The overall effect of putting the Commuter case on the device is that it makes it feel a little older, larger and heavier – like a Desire HD, perhaps – but it feels comfortable in your hand, grips well so it doesn’t fall out of your hand, and sturdy. My phone’s taken a couple of unintentional tumbles in the last couple of weeks, and was well-protected.
Notably, the silicon sleeve seems weakest along the top and bottom edges at the front of the device – these get the most wear and tear as you push the phone in and pull it out of your pocket. Similarly, the flaps covering the ports are a nice touch but they can make the ports a little difficult to access – they also feel like they could break off if you pulled them hard enough as the silicon is thinnest where the flap needs to bend.
Turning the Commuter’s materials inside-out, the Defender consists of an inner polycarbonate shell made of two halves completely encloses your device – screen and all – which then in turn fits into a silicon outer layer which has a similar pattern to the Commuter, affording it better grip. This can then be held in a clip, attached to your belt.
The Defender is big, but your phone is locked away inside a couple of protective layers and feels like it could withstand a small military assault. The USB and headphone ports are still covered by flaps, although they open in the opposite direction on the Defender. As with the Commuter, buttons protrude nicely and are easy to press and the case doesn’t obscure the rear camera or its flash in any way.
The inner shell is hard plastic – on the test case, bright yellow – which locks into place at a number of points around the device.
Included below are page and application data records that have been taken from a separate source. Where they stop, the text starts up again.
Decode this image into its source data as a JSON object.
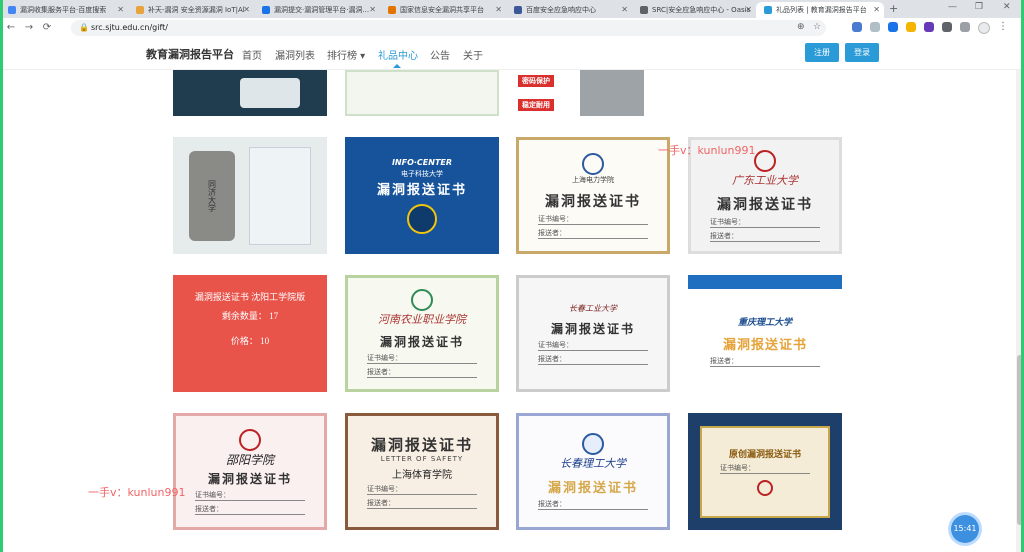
{
  "browser": {
    "tabs": [
      {
        "title": "漏洞收集服务平台·百度搜索",
        "color": "#4285f4",
        "active": false
      },
      {
        "title": "补天-漏洞 安全资源漏洞 IoT|Al",
        "color": "#e8a33d",
        "active": false
      },
      {
        "title": "漏洞提交·漏洞管理平台·漏洞...",
        "color": "#1a73e8",
        "active": false
      },
      {
        "title": "国家信息安全漏洞共享平台",
        "color": "#e37400",
        "active": false
      },
      {
        "title": "百度安全应急响应中心",
        "color": "#3b5998",
        "active": false
      },
      {
        "title": "SRC|安全应急响应中心 - Oasis",
        "color": "#5f6368",
        "active": false
      },
      {
        "title": "礼品列表 | 教育漏洞报告平台",
        "color": "#2a9bd7",
        "active": true
      }
    ],
    "url": "src.sjtu.edu.cn/gift/",
    "toolbar_icons": [
      "zoom-icon",
      "share-icon",
      "bookmark-star-icon",
      "extension-icon",
      "extensions-puzzle-icon",
      "profile-icon",
      "menu-icon"
    ]
  },
  "site": {
    "logo": "教育漏洞报告平台",
    "nav": [
      "首页",
      "漏洞列表",
      "排行榜 ▾",
      "礼品中心",
      "公告",
      "关于"
    ],
    "active_nav": "礼品中心",
    "register": "注册",
    "login": "登录",
    "accent": "#2a9bd7"
  },
  "gifts": {
    "row0": [
      "",
      "",
      "密码保护",
      "稳定耐用"
    ],
    "cards": [
      {
        "type": "thermos",
        "school": "同济大学"
      },
      {
        "type": "cert-blue",
        "brand": "INFO·CENTER",
        "school": "电子科技大学",
        "title": "漏洞报送证书"
      },
      {
        "type": "cert",
        "school": "上海电力学院",
        "title": "漏洞报送证书",
        "fields": [
          "证书编号：",
          "报送者："
        ]
      },
      {
        "type": "cert",
        "school": "广东工业大学",
        "title": "漏洞报送证书",
        "fields": [
          "证书编号：",
          "报送者："
        ]
      },
      {
        "type": "red",
        "lines": [
          "漏洞报送证书 沈阳工学院版",
          "剩余数量： 17",
          "价格： 10"
        ]
      },
      {
        "type": "cert",
        "school": "河南农业职业学院",
        "title": "漏洞报送证书",
        "fields": [
          "证书编号：",
          "报送者："
        ]
      },
      {
        "type": "cert",
        "school": "长春工业大学",
        "title": "漏洞报送证书",
        "fields": [
          "证书编号：",
          "报送者："
        ]
      },
      {
        "type": "cert-blue2",
        "school": "重庆理工大学",
        "title": "漏洞报送证书",
        "fields": [
          "报送者："
        ]
      },
      {
        "type": "cert-pink",
        "school": "邵阳学院",
        "title": "漏洞报送证书",
        "fields": [
          "证书编号：",
          "报送者："
        ]
      },
      {
        "type": "cert-brown",
        "title": "漏洞报送证书",
        "subtitle": "LETTER OF SAFETY",
        "school": "上海体育学院",
        "fields": [
          "证书编号：",
          "报送者："
        ]
      },
      {
        "type": "cert-gold",
        "school": "长春理工大学",
        "title": "漏洞报送证书",
        "fields": [
          "报送者："
        ]
      },
      {
        "type": "cert-navy",
        "title": "原创漏洞报送证书",
        "fields": [
          "证书编号："
        ]
      }
    ]
  },
  "watermark": "一手v：kunlun991",
  "clock": "15:41"
}
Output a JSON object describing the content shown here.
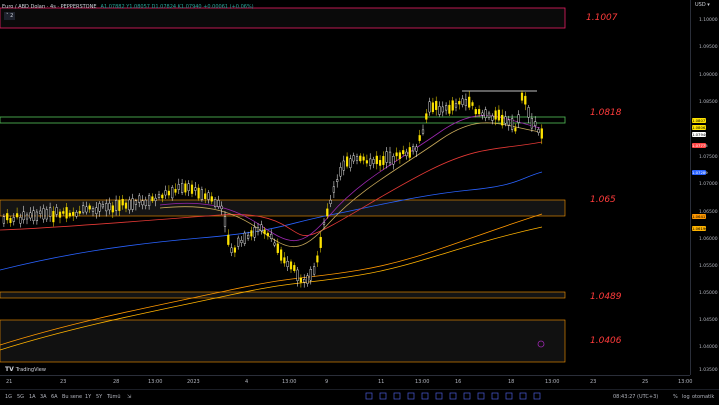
{
  "header": {
    "symbol": "Euro / ABD Doları · 4s · PEPPERSTONE",
    "ohlc": "A1.07882 Y1.08057 D1.07824 K1.07940 +0.00061 (+0.06%)",
    "indicator_toggle": "˅ 2"
  },
  "zones": [
    {
      "label": "1.1007"
    },
    {
      "label": "1.0818"
    },
    {
      "label": "1.065"
    },
    {
      "label": "1.0489"
    },
    {
      "label": "1.0406"
    }
  ],
  "price_axis": {
    "currency": "USD ▾",
    "ticks": [
      "1.10000",
      "1.09500",
      "1.09000",
      "1.08500",
      "1.07500",
      "1.07000",
      "1.06500",
      "1.06000",
      "1.05500",
      "1.05000",
      "1.04500",
      "1.04000",
      "1.03500"
    ],
    "tags": [
      {
        "text": "1.08077",
        "color": "#ffe400"
      },
      {
        "text": "1.08063",
        "color": "#ffe400"
      },
      {
        "text": "1.07940",
        "color": "#ffffff"
      },
      {
        "text": "1.07775",
        "color": "#ff4444"
      },
      {
        "text": "1.07289",
        "color": "#2962ff"
      },
      {
        "text": "1.06417",
        "color": "#ff9800"
      },
      {
        "text": "1.06196",
        "color": "#ffb300"
      }
    ]
  },
  "time_axis": {
    "labels": [
      "21",
      "23",
      "28",
      "13:00",
      "2023",
      "4",
      "13:00",
      "9",
      "11",
      "13:00",
      "16",
      "18",
      "13:00",
      "23",
      "25",
      "13:00"
    ]
  },
  "toolbar": {
    "timeframes": [
      "1G",
      "5G",
      "1A",
      "3A",
      "6A",
      "Bu sene",
      "1Y",
      "5Y",
      "Tümü"
    ],
    "clock": "08:43:27 (UTC+3)",
    "percent": "%",
    "log": "log",
    "auto": "otomatik"
  },
  "logo": {
    "text": "TradingView"
  },
  "colors": {
    "zone_red": "#ff3b3b",
    "green_zone": "#4caf50",
    "candle": "#ffe400",
    "ma_blue": "#2962ff",
    "ma_orange": "#ff9800",
    "ma_red": "#e53935",
    "ma_purple": "#9c27b0"
  }
}
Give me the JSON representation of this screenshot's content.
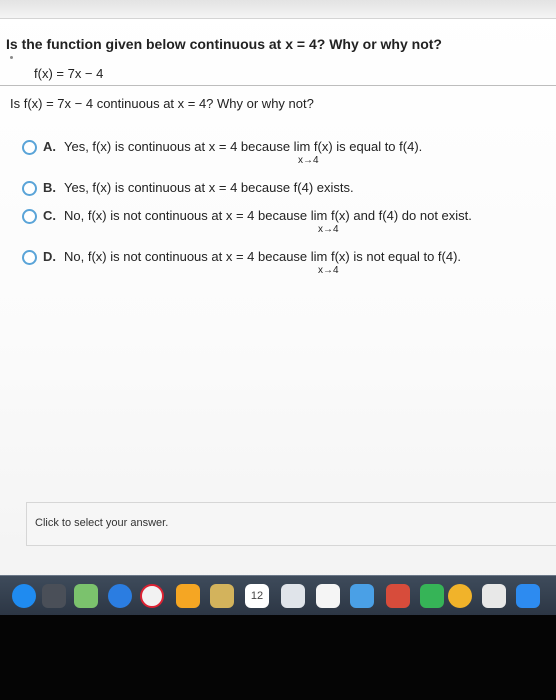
{
  "question": {
    "title": "Is the function given below continuous at x = 4? Why or why not?",
    "function": "f(x) = 7x − 4",
    "prompt": "Is f(x) = 7x − 4 continuous at x = 4? Why or why not?"
  },
  "options": [
    {
      "letter": "A.",
      "text": "Yes, f(x) is continuous at x = 4 because  lim f(x) is equal to f(4).",
      "limit_sub": "x→4"
    },
    {
      "letter": "B.",
      "text": "Yes, f(x) is continuous at x = 4 because f(4) exists.",
      "limit_sub": ""
    },
    {
      "letter": "C.",
      "text": "No, f(x) is not continuous at x = 4 because  lim f(x) and f(4) do not exist.",
      "limit_sub": "x→4"
    },
    {
      "letter": "D.",
      "text": "No, f(x) is not continuous at x = 4 because  lim f(x) is not equal to f(4).",
      "limit_sub": "x→4"
    }
  ],
  "answer_hint": "Click to select your answer.",
  "dock": {
    "calendar_day": "12"
  }
}
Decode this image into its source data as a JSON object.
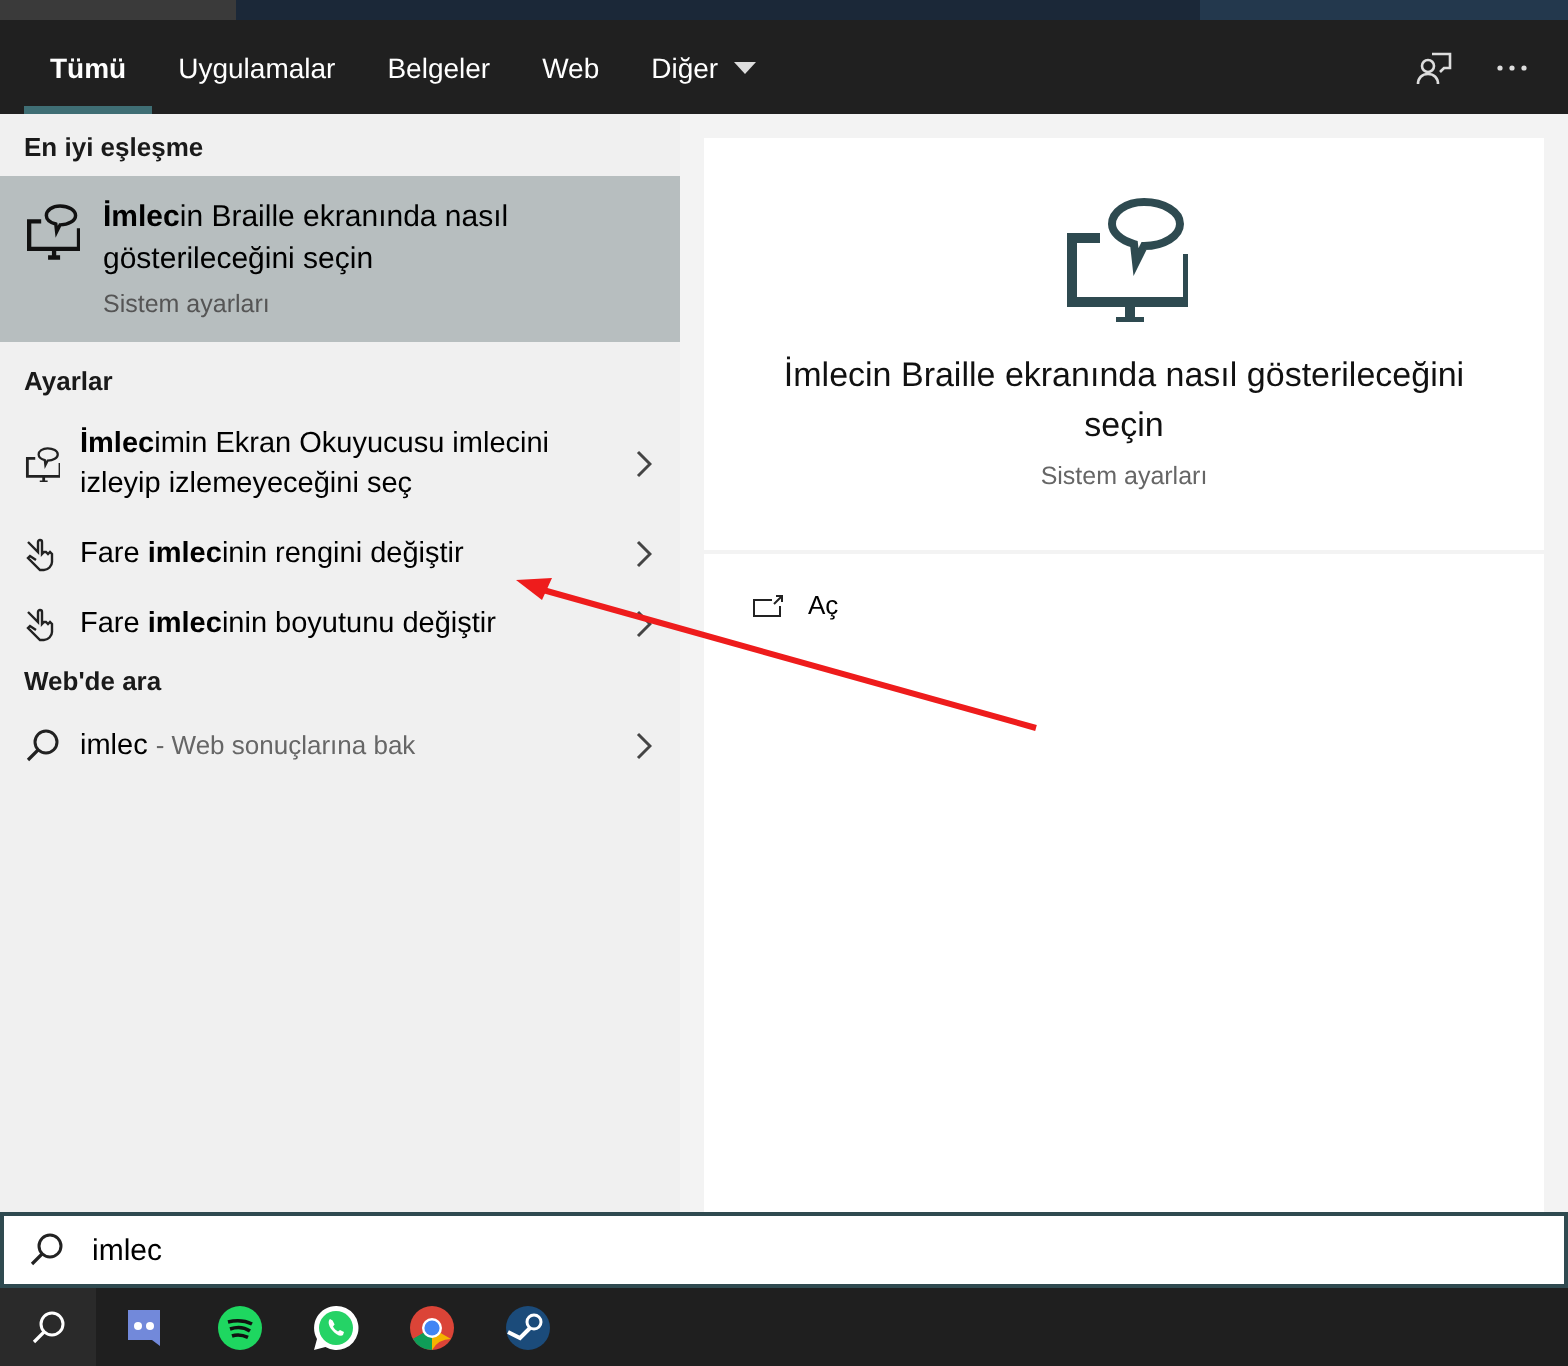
{
  "tabs": [
    {
      "label": "Tümü",
      "selected": true
    },
    {
      "label": "Uygulamalar",
      "selected": false
    },
    {
      "label": "Belgeler",
      "selected": false
    },
    {
      "label": "Web",
      "selected": false
    },
    {
      "label": "Diğer",
      "selected": false,
      "dropdown": true
    }
  ],
  "best_match": {
    "heading": "En iyi eşleşme",
    "title": "**İmlec**in Braille ekranında nasıl gösterileceğini seçin",
    "subtitle": "Sistem ayarları",
    "selected": true
  },
  "settings": {
    "heading": "Ayarlar",
    "items": [
      {
        "kind": "screen-reader",
        "label": "**İmlec**imin Ekran Okuyucusu imlecini izleyip izlemeyeceğini seç"
      },
      {
        "kind": "mouse",
        "label": "Fare **imlec**inin rengini değiştir"
      },
      {
        "kind": "mouse",
        "label": "Fare **imlec**inin boyutunu değiştir"
      }
    ]
  },
  "web": {
    "heading": "Web'de ara",
    "query": "imlec",
    "hint": "- Web sonuçlarına bak"
  },
  "preview": {
    "title": "İmlecin Braille ekranında nasıl gösterileceğini seçin",
    "subtitle": "Sistem ayarları",
    "actions": [
      {
        "label": "Aç"
      }
    ]
  },
  "search": {
    "value": "imlec"
  },
  "taskbar": {
    "apps": [
      {
        "kind": "discord"
      },
      {
        "kind": "spotify"
      },
      {
        "kind": "whatsapp"
      },
      {
        "kind": "chrome"
      },
      {
        "kind": "steam"
      }
    ]
  }
}
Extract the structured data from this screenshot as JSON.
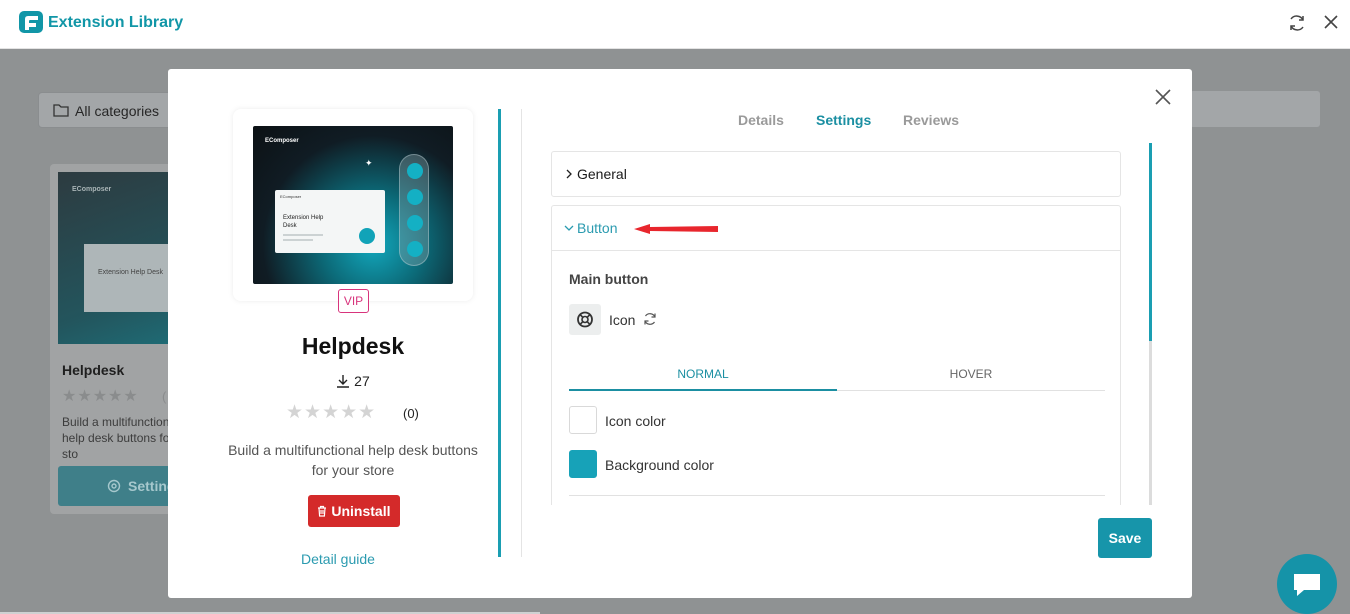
{
  "app": {
    "title": "Extension Library"
  },
  "background": {
    "category_filter": "All categories",
    "card": {
      "brand": "EComposer",
      "preview_text": "Extension Help Desk",
      "title": "Helpdesk",
      "stars": "★★★★★",
      "rating": "(",
      "description": "Build a multifunctional help desk buttons for your sto",
      "button_label": "Setting"
    }
  },
  "modal": {
    "preview": {
      "brand": "EComposer",
      "window_brand": "EComposer",
      "heading": "Extension Help Desk"
    },
    "badge": "VIP",
    "name": "Helpdesk",
    "downloads": "27",
    "rating": {
      "stars": 0,
      "max": 5,
      "count_text": "(0)"
    },
    "description": "Build a multifunctional help desk buttons for your store",
    "uninstall_label": "Uninstall",
    "detail_guide_label": "Detail guide",
    "tabs": [
      {
        "label": "Details",
        "active": false
      },
      {
        "label": "Settings",
        "active": true
      },
      {
        "label": "Reviews",
        "active": false
      }
    ],
    "sections": {
      "general": {
        "title": "General",
        "expanded": false
      },
      "button": {
        "title": "Button",
        "expanded": true,
        "main_button_heading": "Main button",
        "icon_label": "Icon",
        "states": [
          {
            "label": "NORMAL",
            "active": true
          },
          {
            "label": "HOVER",
            "active": false
          }
        ],
        "colors": [
          {
            "label": "Icon color",
            "value": "#ffffff"
          },
          {
            "label": "Background color",
            "value": "#17a2b8"
          }
        ]
      }
    },
    "save_label": "Save"
  },
  "colors": {
    "accent": "#1795aa",
    "danger": "#d42a2a",
    "vip": "#d8347c",
    "annotation_arrow": "#e8262d"
  }
}
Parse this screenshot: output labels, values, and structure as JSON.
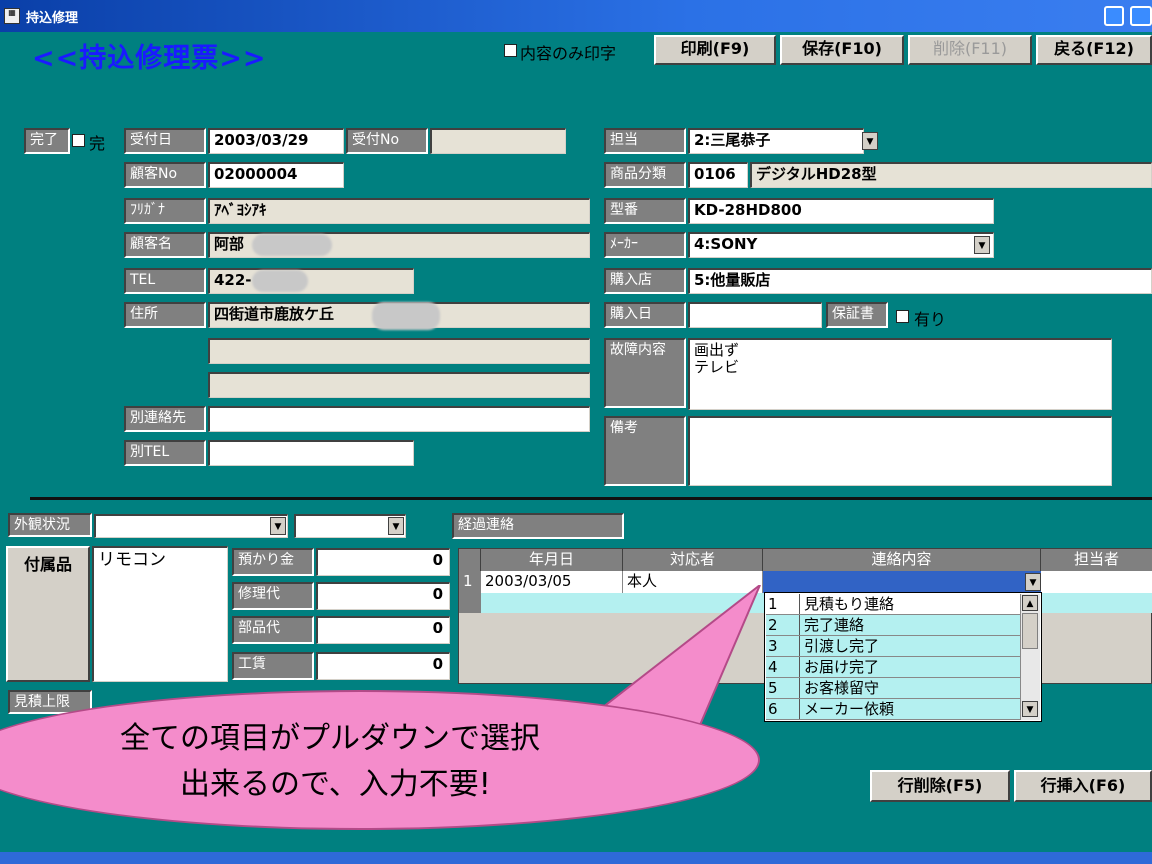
{
  "window": {
    "title": "持込修理"
  },
  "header": {
    "title": "<<持込修理票>>",
    "print_content_only": "内容のみ印字",
    "buttons": {
      "print": "印刷(F9)",
      "save": "保存(F10)",
      "delete": "削除(F11)",
      "back": "戻る(F12)"
    }
  },
  "left_form": {
    "complete_label": "完了",
    "complete_checkbox": "完",
    "received_date_label": "受付日",
    "received_date": "2003/03/29",
    "received_no_label": "受付No",
    "received_no": "",
    "customer_no_label": "顧客No",
    "customer_no": "02000004",
    "furigana_label": "ﾌﾘｶﾞﾅ",
    "furigana": "ｱﾍﾞﾖｼｱｷ",
    "customer_name_label": "顧客名",
    "customer_name": "阿部",
    "tel_label": "TEL",
    "tel": "422-",
    "address_label": "住所",
    "address": "四街道市鹿放ケ丘",
    "alt_contact_label": "別連絡先",
    "alt_tel_label": "別TEL"
  },
  "right_form": {
    "staff_label": "担当",
    "staff": "2:三尾恭子",
    "category_label": "商品分類",
    "category_code": "0106",
    "category_name": "デジタルHD28型",
    "model_label": "型番",
    "model": "KD-28HD800",
    "maker_label": "ﾒｰｶｰ",
    "maker": "4:SONY",
    "store_label": "購入店",
    "store": "5:他量販店",
    "purchase_date_label": "購入日",
    "purchase_date": "",
    "warranty_label": "保証書",
    "warranty_check": "有り",
    "fault_label": "故障内容",
    "fault_line1": "画出ず",
    "fault_line2": "テレビ",
    "notes_label": "備考"
  },
  "lower": {
    "appearance_label": "外観状況",
    "progress_label": "経過連絡",
    "accessories_label": "付属品",
    "accessories": "リモコン",
    "deposit_label": "預かり金",
    "deposit": "0",
    "repair_fee_label": "修理代",
    "repair_fee": "0",
    "parts_fee_label": "部品代",
    "parts_fee": "0",
    "labor_label": "工賃",
    "labor": "0",
    "estimate_limit_label": "見積上限",
    "delete_row": "行削除(F5)",
    "insert_row": "行挿入(F6)"
  },
  "grid": {
    "headers": [
      "年月日",
      "対応者",
      "連絡内容",
      "担当者"
    ],
    "row_number": "1",
    "row": {
      "date": "2003/03/05",
      "person": "本人",
      "content": "",
      "staff": ""
    }
  },
  "dropdown_options": [
    {
      "num": "1",
      "label": "見積もり連絡"
    },
    {
      "num": "2",
      "label": "完了連絡"
    },
    {
      "num": "3",
      "label": "引渡し完了"
    },
    {
      "num": "4",
      "label": "お届け完了"
    },
    {
      "num": "5",
      "label": "お客様留守"
    },
    {
      "num": "6",
      "label": "メーカー依頼"
    }
  ],
  "callout": {
    "line1": "全ての項目がプルダウンで選択",
    "line2": "出来るので、入力不要!"
  }
}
The outer silicon shell then slips around the inner, holding it firmly inside. The whole setup doesn’t go so far as to be waterproof though, with the speaker grille, front camera, home button and IR blaster exposed to the elements. “Exposed” is a bit unfair, because the combined protective layers around the device should shield it very well from moisture and accidents.
The outer shell leaves two tabs from the hard inner shell exposed on either side, allowing it to snap into the belt clip firmly. Given that the belt clip works best horizontally, it’s puzzling that the clip can only attach to your belt vertically. I’d have liked to see an option to rotate the belt clip to work either way, and instead settled for running the clip through a loop on my jeans rather than clipping it over my belt directly.
I was skeptical of the built-in screen protector at first, though I needn’t have worried. The case is well-engineered and there’s no gap between your phone and the screen protector. It’s not perfect (an occasional bit of friction might stop you completing a word using gesture input), but it did allow me to use the phone with wet fingers. Daylight visibility is decreased slightly, but it’s nothing you can’t compensate for with screen brightness. If you use polarised sunglasses, you might find the screen looks a little funky through them – this isn’t unusual for smartphone screens, though.
Ultimately, I feel the Defender is probably a step too far for me for everyday use – it’s simply too bulky. I could see my way clear to using it if I were often in an environment where my phone might see unexpected impacts, but I don’t work in that kind of environment (and my phone is in my bag while I’m riding).
I was surprised how much I liked the Commuter case, though – despite the added heft, it’s a decent trade-off for device protection, and it felt reassuringly good in my hand. I’d like to keep a Commuter on my S4, which is probably the highest praise I can give it.